The jury has retired to consider its verdicts in the case of a man accused of murdering his ex-girlfriend and her three year-old daughter.
The Crown says Kamal Reddy thought he had gotten away with murder when eight years after killing his girlfriend and her three year-old daughter no one had found their bodies buried under a motorway bridge.
Mr Reddy denies murdering Pakeeza Yusuf and her three-year-old daughter, Juwairiyah Kalim, in 2006 and is on trial at the High Court in Auckland.
His defence is that Ms Yusuf's new boyfriend carried out the killings.
Today the jurors heard closing addresses from the Crown and defence lawyers before Justice Asher summed up the case and they retired to consider their verdicts.
The Crown says Ms Yusuf and her daughter were missing for eight years before their bodies were found under a motorway bridge near Takapuna.
Crown prosecutor Natalie Walker said it was only following a six month undercover operation that Mr Reddy led police to the burial site under a motorway overbridge on Auckland's North Shore.
She said Ms Yusuf and Mr Reddy had tried to make their relationship work, despite him threatening to kill her.
Ms Walker said Mr Reddy was a violent man with an alcohol problem who beat Ms Yusuf before their relationship fell apart in December 2006.
She said Mr Reddy had helped Ms Yusuf into a new flat in Howick by paying the $750 rent deposit but grew resentful when she stopped him from coming around.
She said he broke in and strangled her with an iron cord before smothering her daughter with a pillow.
He then set about covering his tracks by moving Ms Yusuf's furniture and belongings out of her flat and telling her mother that she had married a European man and, on another occasion, that she had moved to Niue.
Ms Walker said there were five reasons why the jurors could be sure Mr Reddy was guilty.

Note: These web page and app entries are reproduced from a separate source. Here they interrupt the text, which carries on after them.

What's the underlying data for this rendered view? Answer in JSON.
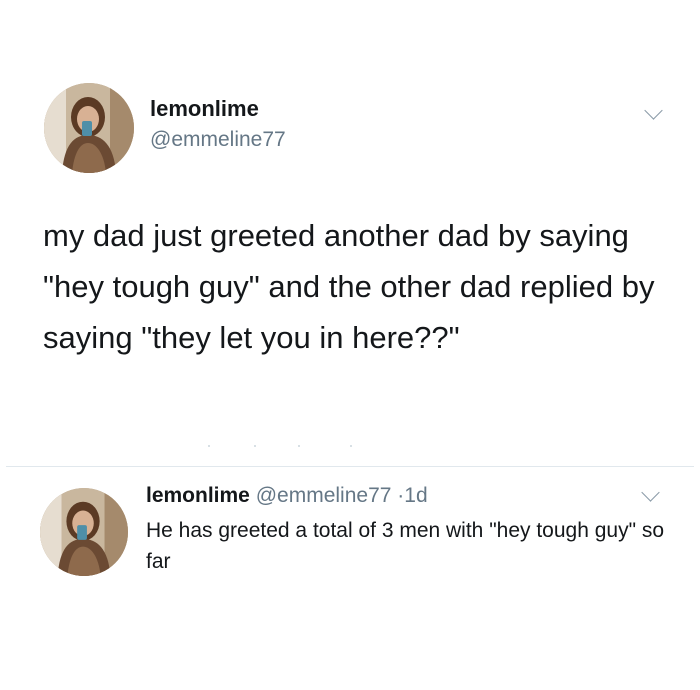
{
  "main_tweet": {
    "display_name": "lemonlime",
    "handle": "@emmeline77",
    "text": "my dad just greeted another dad by saying \"hey tough guy\" and the other dad replied by saying \"they let you in here??\""
  },
  "reply_tweet": {
    "display_name": "lemonlime",
    "handle": "@emmeline77",
    "separator": "·",
    "time": "1d",
    "text": "He has greeted a total of 3 men with \"hey tough guy\" so far"
  },
  "colors": {
    "text_primary": "#14171a",
    "text_secondary": "#657786",
    "divider": "#e1e8ed"
  },
  "icons": {
    "more_options": "chevron-down-icon"
  }
}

He confessed to undercover police officers, he tried to cover his tracks, he abused Ms Yusuf and he took money from her accounts even after she disappeared.
Ms Walker also reminded the jurors that Mr Reddy had confessed to his uncle that he had killed the pair. He told his uncle he had the bodies in the back of his car when he visited his uncle's home, asking for help in finding a burial site.
That confession stayed secret for eight years until a six month long undercover police operation.
Strict suppression orders prevent RNZ News from publishing details of the operation but it can be reported that during the operation, officers befriended Mr Reddy and gained his trust before he took part in criminal activities.
During the operation Mr Reddy confessed to carrying out the killings and led an undercover officer to the burial site.
But Mr Reddy's lawyer Jonathan Krebs said the confessions were unsafe.
He said his client disputes that he told his uncle, Bal Naidu, about having killed his girlfriend.
Mr Krebs said his client had given evidence to say he never said that and that Naidu had a reason to please the police after being charged with being an accessory after the fact to murder.
Mr Krebs said his client maintained that it was Ms Yusuf's new boyfriend, who he knew as James, who had carried out the killings and buried the bodies.
He said there were no photos of his client burying bodies or coming and going from the burial site.